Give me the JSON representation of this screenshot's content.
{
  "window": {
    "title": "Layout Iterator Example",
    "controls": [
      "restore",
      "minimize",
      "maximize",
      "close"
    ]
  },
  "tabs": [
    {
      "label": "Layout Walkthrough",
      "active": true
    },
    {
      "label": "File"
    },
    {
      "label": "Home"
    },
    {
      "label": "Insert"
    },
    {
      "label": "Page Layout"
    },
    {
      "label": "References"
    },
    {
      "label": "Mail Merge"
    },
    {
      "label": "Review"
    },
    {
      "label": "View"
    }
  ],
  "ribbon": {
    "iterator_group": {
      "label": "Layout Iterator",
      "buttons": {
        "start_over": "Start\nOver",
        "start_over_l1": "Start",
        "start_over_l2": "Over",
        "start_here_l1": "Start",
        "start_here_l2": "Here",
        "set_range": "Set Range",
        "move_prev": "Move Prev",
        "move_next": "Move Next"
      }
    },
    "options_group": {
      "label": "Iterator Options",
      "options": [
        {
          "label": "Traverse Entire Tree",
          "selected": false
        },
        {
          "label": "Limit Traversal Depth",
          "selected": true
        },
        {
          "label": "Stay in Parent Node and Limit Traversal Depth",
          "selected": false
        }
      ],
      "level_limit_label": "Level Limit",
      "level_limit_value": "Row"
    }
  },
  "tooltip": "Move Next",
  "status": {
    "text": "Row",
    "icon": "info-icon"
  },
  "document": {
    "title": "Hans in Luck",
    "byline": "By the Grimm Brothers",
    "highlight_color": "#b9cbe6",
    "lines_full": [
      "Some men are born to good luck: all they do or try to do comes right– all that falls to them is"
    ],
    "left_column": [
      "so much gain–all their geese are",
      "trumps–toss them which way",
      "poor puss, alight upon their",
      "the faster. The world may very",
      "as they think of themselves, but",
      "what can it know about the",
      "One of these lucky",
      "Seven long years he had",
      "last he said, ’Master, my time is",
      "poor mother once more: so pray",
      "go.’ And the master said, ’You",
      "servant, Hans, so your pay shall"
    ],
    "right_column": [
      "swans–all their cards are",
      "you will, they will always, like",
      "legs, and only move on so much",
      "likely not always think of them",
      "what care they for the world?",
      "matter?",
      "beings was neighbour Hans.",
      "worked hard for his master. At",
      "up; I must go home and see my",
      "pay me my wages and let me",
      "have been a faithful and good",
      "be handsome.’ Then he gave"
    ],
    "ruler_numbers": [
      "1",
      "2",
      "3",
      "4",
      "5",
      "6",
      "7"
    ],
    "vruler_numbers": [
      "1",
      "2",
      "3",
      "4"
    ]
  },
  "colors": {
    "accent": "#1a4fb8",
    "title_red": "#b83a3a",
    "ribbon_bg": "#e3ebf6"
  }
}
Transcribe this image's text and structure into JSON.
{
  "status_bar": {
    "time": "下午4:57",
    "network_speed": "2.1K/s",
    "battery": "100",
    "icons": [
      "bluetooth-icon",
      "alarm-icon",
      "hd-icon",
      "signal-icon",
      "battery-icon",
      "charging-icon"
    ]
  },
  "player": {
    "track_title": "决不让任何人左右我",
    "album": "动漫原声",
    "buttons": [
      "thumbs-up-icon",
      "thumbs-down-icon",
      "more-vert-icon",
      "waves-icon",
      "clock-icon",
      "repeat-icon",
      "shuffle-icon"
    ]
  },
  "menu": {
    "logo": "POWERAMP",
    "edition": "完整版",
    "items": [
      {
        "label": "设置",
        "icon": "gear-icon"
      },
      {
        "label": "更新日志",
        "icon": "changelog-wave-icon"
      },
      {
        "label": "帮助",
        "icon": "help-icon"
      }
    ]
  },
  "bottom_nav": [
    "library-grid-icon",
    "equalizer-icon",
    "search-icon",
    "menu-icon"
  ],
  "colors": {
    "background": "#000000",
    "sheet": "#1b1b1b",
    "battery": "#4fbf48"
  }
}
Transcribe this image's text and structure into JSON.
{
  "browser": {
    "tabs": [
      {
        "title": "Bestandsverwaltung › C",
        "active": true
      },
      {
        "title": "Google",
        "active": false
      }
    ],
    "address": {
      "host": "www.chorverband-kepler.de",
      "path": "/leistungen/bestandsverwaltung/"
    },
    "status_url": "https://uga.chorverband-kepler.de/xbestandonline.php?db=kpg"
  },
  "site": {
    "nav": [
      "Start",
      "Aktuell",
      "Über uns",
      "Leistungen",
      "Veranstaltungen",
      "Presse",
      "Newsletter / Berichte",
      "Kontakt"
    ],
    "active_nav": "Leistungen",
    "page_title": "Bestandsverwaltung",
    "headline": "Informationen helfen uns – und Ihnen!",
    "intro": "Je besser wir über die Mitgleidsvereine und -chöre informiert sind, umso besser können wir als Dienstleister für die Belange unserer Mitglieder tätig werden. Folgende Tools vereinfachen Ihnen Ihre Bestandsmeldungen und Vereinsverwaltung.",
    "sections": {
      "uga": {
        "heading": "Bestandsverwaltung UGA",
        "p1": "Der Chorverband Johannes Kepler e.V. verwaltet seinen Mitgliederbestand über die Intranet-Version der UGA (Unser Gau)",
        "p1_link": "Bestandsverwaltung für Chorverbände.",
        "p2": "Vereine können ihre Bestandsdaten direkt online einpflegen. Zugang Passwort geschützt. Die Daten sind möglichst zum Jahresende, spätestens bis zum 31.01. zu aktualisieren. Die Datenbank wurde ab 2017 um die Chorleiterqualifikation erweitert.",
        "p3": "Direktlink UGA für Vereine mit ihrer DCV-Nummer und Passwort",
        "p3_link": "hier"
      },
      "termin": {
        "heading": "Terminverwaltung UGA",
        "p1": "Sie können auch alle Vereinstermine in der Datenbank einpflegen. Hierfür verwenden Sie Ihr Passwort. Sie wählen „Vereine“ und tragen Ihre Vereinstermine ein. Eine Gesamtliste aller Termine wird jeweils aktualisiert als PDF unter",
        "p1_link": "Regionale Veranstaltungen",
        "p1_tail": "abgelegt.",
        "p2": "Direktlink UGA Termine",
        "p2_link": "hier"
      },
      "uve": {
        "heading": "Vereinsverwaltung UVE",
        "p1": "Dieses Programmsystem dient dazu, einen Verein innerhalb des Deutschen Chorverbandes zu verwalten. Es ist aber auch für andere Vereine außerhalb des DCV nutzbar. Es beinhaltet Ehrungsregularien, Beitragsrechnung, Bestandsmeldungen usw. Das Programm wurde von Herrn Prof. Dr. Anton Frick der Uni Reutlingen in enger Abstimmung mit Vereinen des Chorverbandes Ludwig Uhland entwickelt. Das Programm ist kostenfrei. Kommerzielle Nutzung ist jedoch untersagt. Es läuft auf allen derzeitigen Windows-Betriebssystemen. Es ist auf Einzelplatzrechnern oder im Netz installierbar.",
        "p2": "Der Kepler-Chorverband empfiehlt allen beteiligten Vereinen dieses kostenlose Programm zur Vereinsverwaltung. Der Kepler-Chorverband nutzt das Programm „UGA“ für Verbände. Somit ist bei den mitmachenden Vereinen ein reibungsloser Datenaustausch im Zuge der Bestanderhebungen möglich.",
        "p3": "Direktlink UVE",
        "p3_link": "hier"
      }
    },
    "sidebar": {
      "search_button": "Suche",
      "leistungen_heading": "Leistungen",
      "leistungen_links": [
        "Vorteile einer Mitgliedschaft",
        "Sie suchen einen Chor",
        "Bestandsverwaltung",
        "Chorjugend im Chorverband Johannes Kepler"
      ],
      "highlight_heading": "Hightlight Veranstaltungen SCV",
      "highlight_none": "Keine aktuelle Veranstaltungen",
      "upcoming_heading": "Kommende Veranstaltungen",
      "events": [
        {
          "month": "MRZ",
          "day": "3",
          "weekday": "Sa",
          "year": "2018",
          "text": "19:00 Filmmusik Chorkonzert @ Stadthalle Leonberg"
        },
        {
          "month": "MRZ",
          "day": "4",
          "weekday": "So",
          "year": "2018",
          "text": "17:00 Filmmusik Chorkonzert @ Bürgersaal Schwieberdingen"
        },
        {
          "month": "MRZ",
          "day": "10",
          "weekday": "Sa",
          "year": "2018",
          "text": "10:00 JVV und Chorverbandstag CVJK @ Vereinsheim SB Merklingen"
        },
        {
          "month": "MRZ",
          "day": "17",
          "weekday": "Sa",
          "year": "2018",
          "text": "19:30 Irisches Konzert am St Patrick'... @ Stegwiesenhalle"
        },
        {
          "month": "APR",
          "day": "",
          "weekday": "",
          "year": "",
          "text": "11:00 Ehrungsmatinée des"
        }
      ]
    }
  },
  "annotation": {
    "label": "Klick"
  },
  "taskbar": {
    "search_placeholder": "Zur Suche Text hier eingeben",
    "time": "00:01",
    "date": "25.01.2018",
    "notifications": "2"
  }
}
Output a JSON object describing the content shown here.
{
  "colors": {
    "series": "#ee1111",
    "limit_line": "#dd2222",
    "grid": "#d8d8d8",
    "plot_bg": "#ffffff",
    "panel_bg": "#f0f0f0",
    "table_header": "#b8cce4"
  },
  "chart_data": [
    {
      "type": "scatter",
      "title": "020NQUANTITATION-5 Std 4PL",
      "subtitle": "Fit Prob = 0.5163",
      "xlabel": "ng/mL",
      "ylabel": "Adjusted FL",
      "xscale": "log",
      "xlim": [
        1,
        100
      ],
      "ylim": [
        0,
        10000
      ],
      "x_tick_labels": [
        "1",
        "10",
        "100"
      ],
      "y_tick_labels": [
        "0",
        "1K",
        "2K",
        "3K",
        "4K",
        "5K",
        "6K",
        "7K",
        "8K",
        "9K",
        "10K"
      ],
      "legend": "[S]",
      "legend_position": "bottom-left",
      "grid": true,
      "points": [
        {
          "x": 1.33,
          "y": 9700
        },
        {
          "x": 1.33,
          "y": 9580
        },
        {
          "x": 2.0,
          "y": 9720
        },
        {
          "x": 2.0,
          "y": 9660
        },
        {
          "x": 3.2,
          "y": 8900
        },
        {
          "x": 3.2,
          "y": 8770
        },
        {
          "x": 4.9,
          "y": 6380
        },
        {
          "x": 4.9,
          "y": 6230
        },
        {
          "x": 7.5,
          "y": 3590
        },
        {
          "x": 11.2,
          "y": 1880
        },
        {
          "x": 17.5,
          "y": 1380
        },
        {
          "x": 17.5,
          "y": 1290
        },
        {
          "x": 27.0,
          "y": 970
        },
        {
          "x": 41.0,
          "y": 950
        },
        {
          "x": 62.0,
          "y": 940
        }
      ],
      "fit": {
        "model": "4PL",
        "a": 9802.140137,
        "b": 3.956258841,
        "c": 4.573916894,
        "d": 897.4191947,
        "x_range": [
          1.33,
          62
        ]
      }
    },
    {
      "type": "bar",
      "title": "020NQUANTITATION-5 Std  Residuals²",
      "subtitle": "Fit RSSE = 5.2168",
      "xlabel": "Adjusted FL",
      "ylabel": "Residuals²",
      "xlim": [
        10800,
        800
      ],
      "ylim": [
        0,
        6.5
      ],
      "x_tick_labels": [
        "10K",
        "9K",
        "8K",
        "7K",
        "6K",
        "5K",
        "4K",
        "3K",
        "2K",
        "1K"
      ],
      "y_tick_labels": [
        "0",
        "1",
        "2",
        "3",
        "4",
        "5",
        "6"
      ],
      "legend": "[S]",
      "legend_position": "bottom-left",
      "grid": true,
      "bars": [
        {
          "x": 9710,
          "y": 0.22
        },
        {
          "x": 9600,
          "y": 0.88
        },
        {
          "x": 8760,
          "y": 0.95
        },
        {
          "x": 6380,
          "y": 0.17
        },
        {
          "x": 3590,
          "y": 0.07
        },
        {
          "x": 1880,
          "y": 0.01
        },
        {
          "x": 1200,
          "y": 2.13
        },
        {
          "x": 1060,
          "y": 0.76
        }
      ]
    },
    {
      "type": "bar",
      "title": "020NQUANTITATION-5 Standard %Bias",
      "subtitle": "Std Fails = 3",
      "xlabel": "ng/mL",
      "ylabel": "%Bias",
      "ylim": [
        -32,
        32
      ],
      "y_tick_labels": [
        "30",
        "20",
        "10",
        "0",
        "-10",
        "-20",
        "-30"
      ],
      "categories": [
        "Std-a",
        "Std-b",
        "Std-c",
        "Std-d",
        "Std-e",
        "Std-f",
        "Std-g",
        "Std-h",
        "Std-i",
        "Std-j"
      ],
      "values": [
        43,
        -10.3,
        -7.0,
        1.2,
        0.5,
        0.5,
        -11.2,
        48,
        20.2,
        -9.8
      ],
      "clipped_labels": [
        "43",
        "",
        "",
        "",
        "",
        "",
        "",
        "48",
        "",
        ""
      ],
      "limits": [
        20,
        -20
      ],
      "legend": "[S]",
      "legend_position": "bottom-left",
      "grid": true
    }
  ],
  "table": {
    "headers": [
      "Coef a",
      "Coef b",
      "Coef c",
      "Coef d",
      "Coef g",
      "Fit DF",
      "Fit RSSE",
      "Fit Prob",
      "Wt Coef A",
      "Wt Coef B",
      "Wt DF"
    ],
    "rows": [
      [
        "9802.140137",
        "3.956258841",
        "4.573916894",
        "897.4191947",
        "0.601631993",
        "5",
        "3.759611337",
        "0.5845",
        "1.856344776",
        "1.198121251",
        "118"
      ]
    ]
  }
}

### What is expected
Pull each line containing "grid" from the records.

### Solution
    "library-grid-icon",
    "grid": "#d8d8d8",
      "grid": true,
      "grid": true,
      "grid": true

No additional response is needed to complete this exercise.